Dataset excerpts:
______________________________
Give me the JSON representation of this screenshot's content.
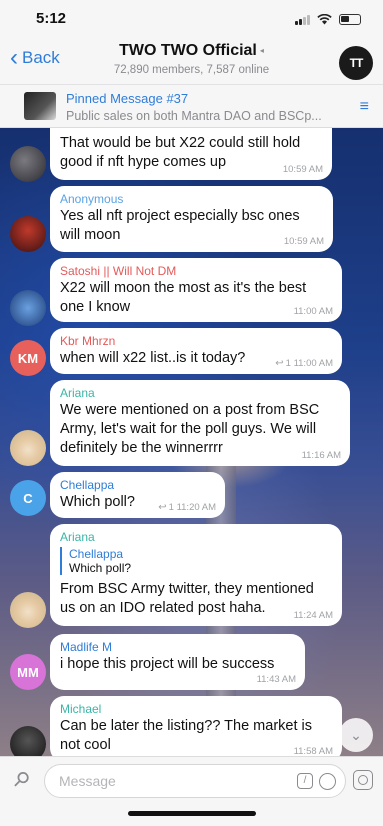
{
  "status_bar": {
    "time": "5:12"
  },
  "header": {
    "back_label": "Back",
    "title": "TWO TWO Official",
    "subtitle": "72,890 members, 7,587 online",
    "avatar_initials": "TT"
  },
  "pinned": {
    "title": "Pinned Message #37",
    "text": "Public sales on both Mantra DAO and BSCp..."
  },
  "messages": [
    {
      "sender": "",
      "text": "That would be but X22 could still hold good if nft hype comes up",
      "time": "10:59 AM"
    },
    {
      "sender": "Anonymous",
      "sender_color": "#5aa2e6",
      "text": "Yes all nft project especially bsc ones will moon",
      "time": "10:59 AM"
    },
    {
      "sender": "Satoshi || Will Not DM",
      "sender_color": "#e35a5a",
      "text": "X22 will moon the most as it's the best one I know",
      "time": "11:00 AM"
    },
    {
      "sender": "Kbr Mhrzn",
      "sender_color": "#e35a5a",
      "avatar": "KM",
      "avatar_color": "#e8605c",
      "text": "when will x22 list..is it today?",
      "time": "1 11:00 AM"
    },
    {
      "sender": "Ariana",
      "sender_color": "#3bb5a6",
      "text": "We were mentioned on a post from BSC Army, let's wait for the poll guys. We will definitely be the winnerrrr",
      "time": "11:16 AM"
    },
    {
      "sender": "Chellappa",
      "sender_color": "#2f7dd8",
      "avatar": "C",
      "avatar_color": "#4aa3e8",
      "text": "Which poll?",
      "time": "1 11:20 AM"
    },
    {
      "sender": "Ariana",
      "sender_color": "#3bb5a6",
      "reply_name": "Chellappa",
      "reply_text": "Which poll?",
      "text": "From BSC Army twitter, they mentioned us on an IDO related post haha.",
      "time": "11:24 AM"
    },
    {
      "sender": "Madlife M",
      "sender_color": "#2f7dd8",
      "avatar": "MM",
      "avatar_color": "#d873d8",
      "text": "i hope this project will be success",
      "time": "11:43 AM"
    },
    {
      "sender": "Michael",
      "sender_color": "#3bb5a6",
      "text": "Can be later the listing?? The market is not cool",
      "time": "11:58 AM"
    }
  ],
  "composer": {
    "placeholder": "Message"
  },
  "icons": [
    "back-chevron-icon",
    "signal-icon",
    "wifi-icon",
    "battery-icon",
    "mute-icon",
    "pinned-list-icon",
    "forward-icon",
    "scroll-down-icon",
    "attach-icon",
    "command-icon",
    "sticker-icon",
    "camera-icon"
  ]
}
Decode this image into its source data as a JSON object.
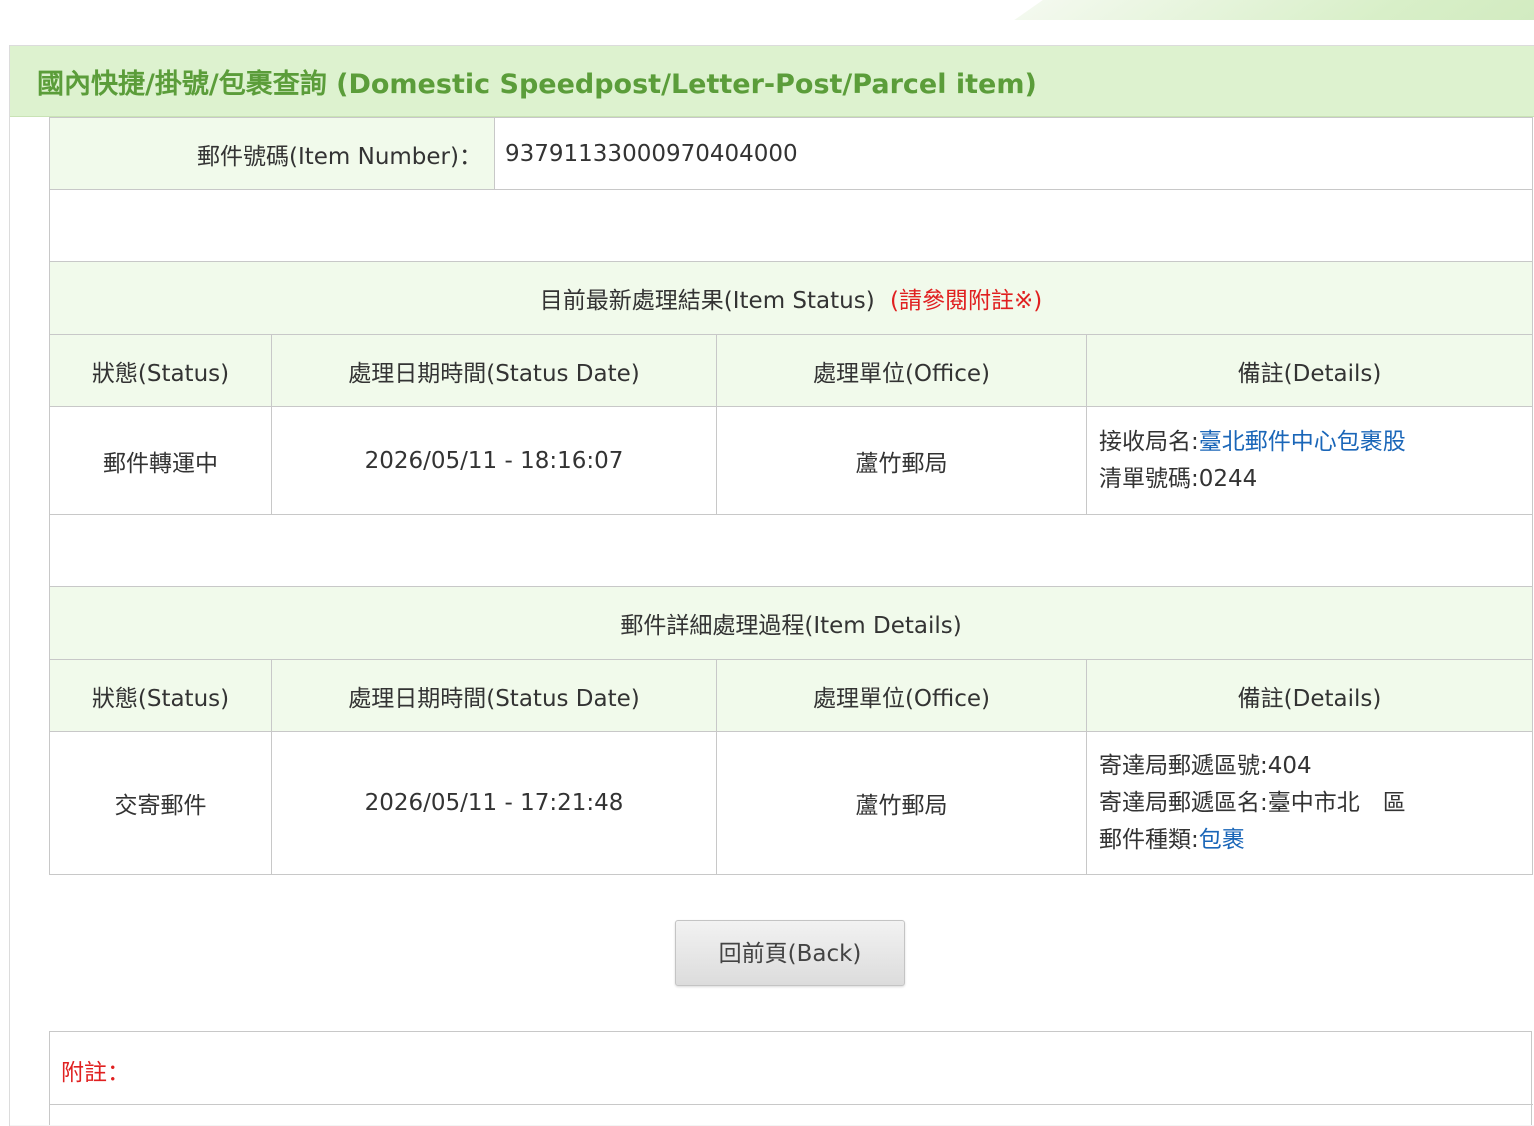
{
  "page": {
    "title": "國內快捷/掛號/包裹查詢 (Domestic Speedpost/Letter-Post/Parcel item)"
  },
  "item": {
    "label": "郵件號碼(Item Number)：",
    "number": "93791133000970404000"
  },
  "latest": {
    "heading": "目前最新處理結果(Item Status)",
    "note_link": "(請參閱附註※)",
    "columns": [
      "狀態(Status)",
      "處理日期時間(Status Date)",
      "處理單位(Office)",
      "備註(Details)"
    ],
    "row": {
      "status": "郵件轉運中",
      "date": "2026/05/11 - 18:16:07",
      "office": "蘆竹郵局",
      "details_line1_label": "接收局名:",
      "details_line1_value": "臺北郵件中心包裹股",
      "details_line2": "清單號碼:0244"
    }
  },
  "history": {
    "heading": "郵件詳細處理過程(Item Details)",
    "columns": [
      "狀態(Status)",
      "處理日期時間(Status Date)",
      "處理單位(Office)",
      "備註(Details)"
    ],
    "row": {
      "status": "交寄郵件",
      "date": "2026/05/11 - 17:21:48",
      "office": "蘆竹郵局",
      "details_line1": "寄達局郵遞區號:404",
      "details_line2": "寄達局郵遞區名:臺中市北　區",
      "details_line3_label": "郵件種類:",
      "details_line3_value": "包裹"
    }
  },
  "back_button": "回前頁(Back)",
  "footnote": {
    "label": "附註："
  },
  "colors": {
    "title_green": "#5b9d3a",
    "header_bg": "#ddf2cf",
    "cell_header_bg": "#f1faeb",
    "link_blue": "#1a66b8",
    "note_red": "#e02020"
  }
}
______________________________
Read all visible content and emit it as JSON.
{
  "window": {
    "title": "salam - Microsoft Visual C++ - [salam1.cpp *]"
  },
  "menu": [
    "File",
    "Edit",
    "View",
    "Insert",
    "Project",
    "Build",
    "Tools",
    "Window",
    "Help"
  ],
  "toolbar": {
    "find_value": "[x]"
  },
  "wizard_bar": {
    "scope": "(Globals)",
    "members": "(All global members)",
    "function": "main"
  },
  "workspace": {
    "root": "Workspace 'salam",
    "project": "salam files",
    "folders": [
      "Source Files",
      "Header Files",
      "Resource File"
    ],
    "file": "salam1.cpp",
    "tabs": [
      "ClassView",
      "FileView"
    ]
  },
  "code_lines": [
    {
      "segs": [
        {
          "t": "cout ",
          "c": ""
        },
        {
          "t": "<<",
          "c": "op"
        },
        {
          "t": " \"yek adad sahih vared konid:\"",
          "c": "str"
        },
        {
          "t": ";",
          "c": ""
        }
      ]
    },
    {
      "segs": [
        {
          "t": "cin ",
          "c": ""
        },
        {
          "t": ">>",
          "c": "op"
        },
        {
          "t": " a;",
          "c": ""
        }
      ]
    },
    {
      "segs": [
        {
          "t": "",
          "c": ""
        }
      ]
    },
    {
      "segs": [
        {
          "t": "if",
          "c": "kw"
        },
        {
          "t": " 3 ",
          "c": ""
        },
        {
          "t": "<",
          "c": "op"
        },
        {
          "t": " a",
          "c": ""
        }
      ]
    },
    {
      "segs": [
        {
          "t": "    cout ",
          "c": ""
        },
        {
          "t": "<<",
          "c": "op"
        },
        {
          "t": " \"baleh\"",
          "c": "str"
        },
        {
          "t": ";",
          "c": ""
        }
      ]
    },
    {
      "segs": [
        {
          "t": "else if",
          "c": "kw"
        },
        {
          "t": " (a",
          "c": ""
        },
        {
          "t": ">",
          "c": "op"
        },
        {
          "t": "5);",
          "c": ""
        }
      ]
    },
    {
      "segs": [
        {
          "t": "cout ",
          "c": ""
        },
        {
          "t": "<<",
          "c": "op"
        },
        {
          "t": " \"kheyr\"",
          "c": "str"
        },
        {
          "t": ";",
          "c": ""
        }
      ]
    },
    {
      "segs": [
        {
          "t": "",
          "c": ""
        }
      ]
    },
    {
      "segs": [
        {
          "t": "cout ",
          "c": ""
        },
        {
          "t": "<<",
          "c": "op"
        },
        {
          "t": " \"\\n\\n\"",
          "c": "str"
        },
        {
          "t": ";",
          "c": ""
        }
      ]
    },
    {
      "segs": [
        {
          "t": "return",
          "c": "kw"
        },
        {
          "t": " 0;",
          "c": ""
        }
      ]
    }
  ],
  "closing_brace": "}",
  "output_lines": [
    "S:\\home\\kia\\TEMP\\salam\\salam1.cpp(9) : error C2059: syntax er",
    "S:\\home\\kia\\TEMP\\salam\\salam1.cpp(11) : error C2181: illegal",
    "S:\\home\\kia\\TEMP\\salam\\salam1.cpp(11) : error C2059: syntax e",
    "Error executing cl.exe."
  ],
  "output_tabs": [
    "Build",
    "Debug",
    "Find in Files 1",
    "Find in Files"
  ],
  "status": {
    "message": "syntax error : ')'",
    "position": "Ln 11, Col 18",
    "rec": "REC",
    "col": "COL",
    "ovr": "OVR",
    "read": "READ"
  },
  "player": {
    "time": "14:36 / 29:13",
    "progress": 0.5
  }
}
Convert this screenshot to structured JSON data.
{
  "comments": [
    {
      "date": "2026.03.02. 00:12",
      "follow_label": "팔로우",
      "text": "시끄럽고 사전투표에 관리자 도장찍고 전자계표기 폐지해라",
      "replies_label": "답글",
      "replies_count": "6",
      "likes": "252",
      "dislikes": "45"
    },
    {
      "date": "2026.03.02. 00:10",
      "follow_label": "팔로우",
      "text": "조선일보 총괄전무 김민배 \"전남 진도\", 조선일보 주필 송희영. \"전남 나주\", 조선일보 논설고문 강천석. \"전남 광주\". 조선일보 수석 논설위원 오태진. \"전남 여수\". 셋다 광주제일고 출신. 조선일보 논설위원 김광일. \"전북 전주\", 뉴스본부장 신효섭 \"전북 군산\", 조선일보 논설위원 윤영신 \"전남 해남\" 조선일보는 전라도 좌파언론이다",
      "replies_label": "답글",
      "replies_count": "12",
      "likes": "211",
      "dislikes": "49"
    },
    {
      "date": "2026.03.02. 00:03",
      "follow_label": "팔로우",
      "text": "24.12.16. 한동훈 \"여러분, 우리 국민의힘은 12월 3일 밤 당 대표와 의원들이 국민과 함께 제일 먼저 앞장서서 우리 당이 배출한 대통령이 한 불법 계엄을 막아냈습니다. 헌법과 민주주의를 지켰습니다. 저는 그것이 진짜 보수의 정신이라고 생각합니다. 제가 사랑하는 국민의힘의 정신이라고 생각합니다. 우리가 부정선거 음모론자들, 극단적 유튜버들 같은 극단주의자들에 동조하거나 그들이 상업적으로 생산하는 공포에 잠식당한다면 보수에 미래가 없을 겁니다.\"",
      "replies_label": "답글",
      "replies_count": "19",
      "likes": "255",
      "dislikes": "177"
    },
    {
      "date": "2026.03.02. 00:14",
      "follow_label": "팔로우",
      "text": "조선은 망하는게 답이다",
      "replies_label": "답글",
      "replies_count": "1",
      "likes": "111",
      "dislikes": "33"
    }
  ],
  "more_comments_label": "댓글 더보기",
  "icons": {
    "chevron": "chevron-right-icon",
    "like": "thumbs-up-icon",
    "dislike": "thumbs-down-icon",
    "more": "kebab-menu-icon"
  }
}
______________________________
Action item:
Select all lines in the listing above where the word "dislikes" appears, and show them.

Solution for this exercise:
      "dislikes": "45"
      "dislikes": "49"
      "dislikes": "177"
      "dislikes": "33"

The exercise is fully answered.